Bob: "It sure is a great day to be here at KSC, isn't it Bill?"
Bill: "Sure is Bob. Today we're going to observe the R-Cup Cupola Challenge! Let's go to Jebediah, or own field reporter!"
Jeb: "Thanks guys I'm here-"
As Jeb was talking, a giant rocket crashed, but fortunately the command module was still intact with the pilot inside.
Jeb: "That was probably nothing. Anyway, I'm here at the spaceplane hangar to report on the contestant's results. The goal is to jump in a Cupola module and try to roll down the runway into the safety of the-"
Again, as Jeb was talking, the module had landed the fall perfectly on the runway and started to roll towards the water, as there were falling debris everywhere.

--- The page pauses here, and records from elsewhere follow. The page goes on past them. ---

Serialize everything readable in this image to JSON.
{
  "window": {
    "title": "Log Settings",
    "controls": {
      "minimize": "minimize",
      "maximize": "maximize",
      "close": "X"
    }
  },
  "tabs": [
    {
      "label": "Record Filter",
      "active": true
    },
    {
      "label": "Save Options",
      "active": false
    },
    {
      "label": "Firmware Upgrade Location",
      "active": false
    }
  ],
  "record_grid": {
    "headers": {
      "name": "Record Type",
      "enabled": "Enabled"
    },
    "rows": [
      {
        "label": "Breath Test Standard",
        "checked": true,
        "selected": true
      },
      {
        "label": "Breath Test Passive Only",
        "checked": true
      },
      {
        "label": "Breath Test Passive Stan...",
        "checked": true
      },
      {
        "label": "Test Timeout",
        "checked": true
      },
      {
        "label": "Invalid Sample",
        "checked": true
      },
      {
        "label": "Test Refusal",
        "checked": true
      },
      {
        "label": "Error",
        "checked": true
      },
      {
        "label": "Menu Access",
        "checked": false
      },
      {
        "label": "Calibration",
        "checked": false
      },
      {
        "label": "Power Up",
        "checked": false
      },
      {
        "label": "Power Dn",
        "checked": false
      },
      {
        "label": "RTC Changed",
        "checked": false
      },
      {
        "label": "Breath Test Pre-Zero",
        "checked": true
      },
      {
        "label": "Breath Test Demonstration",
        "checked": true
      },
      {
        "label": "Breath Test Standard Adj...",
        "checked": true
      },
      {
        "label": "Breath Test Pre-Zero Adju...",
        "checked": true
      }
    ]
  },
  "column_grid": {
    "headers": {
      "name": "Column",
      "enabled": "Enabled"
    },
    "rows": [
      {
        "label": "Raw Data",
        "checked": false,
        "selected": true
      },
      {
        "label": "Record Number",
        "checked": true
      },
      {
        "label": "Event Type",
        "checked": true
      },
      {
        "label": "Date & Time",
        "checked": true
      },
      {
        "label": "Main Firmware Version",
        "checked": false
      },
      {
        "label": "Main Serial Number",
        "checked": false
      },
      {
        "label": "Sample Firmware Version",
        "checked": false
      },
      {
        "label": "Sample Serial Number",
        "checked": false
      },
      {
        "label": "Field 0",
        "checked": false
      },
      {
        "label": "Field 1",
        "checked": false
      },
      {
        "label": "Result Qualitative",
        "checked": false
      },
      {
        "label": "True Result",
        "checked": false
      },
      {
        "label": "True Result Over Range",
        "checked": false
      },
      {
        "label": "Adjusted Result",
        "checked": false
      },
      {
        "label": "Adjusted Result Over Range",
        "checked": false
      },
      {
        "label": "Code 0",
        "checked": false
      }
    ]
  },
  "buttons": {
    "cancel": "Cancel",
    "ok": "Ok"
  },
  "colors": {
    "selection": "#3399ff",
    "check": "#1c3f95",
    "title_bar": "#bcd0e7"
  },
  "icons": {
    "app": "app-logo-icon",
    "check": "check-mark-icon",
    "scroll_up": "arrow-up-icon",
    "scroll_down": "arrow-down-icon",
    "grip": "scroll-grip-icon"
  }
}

Jeb: "Safety of the water. As you can see behind, above, left, right, and in front of me, there is falling debris everywhere!"
1.) No other parts except the Cupola module. No rocket assisted starts.

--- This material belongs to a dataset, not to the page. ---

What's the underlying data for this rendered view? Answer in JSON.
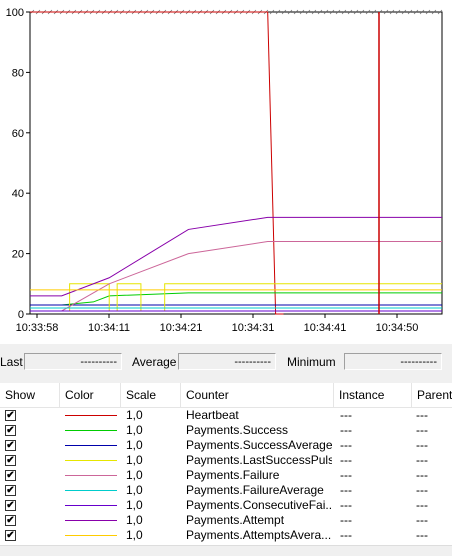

2.) No cheats of anysort.
3.) No rotating or moving the module in the SPH except as designated.
4.) No using trim or fine controls to maneuver the module. I can't allow it to be that easy.
You must go to the SPH and select the Cupola module. Add a launch clamp to start the timer and only lower the Cupola to avoid it from blowing up upon launch. Without voiding rule no. 3, launch and wait until physics kicks in. After that, good luck. You must turn the Cupola 90 degrees then start rolling down the runway to the sea to avoid being crushed by totally-real-and-not-imaginary rocket debris in the shortest amount of time possible. Sure, it sounds easy, but it definitely isn't. As you roll, you must continuously correct your self or fall down and be disqualified. When you can't turn back over and your module is stuck facing the sky, you are out. End the flight and record your score. It is possible, but I'm not very good at it.

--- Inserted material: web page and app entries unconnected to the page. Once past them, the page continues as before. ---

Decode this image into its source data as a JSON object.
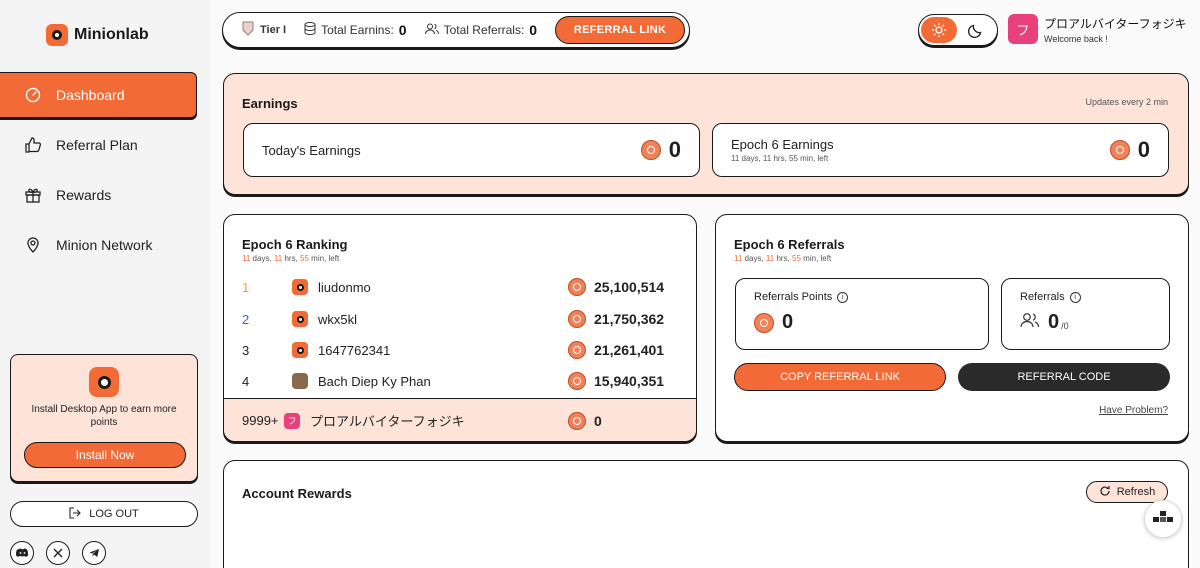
{
  "brand": {
    "name": "Minionlab"
  },
  "sidebar": {
    "items": [
      {
        "label": "Dashboard",
        "icon": "gauge-icon",
        "active": true
      },
      {
        "label": "Referral Plan",
        "icon": "thumbs-up-icon"
      },
      {
        "label": "Rewards",
        "icon": "gift-icon"
      },
      {
        "label": "Minion Network",
        "icon": "location-pin-icon"
      }
    ],
    "promo": {
      "text": "Install Desktop App to earn more points",
      "button": "Install Now"
    },
    "logout": "LOG OUT",
    "socials": [
      "discord-icon",
      "x-icon",
      "telegram-icon"
    ]
  },
  "topbar": {
    "tier": "Tier I",
    "earnings_label": "Total Earnins:",
    "earnings_value": "0",
    "referrals_label": "Total Referrals:",
    "referrals_value": "0",
    "referral_link_button": "REFERRAL LINK"
  },
  "user": {
    "avatar_letter": "フ",
    "name": "プロアルバイターフォジキ",
    "greeting": "Welcome back !"
  },
  "earnings": {
    "title": "Earnings",
    "update_note": "Updates every 2 min",
    "today": {
      "label": "Today's Earnings",
      "value": "0"
    },
    "epoch": {
      "label": "Epoch 6 Earnings",
      "value": "0"
    }
  },
  "countdown": {
    "days": "11",
    "hrs": "11",
    "mins": "55",
    "days_label": "days,",
    "hrs_label": "hrs,",
    "mins_label": "min, left"
  },
  "ranking": {
    "title": "Epoch 6 Ranking",
    "rows": [
      {
        "rank": "1",
        "name": "liudonmo",
        "score": "25,100,514",
        "rank_color": "#e8a72a",
        "avatar": "minion"
      },
      {
        "rank": "2",
        "name": "wkx5kl",
        "score": "21,750,362",
        "rank_color": "#3a5fcd",
        "avatar": "minion"
      },
      {
        "rank": "3",
        "name": "1647762341",
        "score": "21,261,401",
        "rank_color": "#222222",
        "avatar": "minion"
      },
      {
        "rank": "4",
        "name": "Bach Diep Ky Phan",
        "score": "15,940,351",
        "rank_color": "#222222",
        "avatar": "photo"
      }
    ],
    "me": {
      "rank": "9999+",
      "name": "プロアルバイターフォジキ",
      "score": "0",
      "avatar_letter": "フ"
    }
  },
  "referrals": {
    "title": "Epoch 6 Referrals",
    "points_label": "Referrals Points",
    "points_value": "0",
    "count_label": "Referrals",
    "count_value": "0",
    "count_suffix": "/0",
    "copy_button": "COPY REFERRAL LINK",
    "code_button": "REFERRAL CODE",
    "problem_link": "Have Problem?"
  },
  "account_rewards": {
    "title": "Account Rewards",
    "refresh": "Refresh"
  },
  "colors": {
    "accent": "#f26a35",
    "accent_light": "#fde3d8",
    "dark": "#1a1a1a"
  }
}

Like I said, no rotating or moving the Cupola. It should look like this...
I forgot to add the launch clamp. Silly me.
Good luck and Godsroll, Kerbals...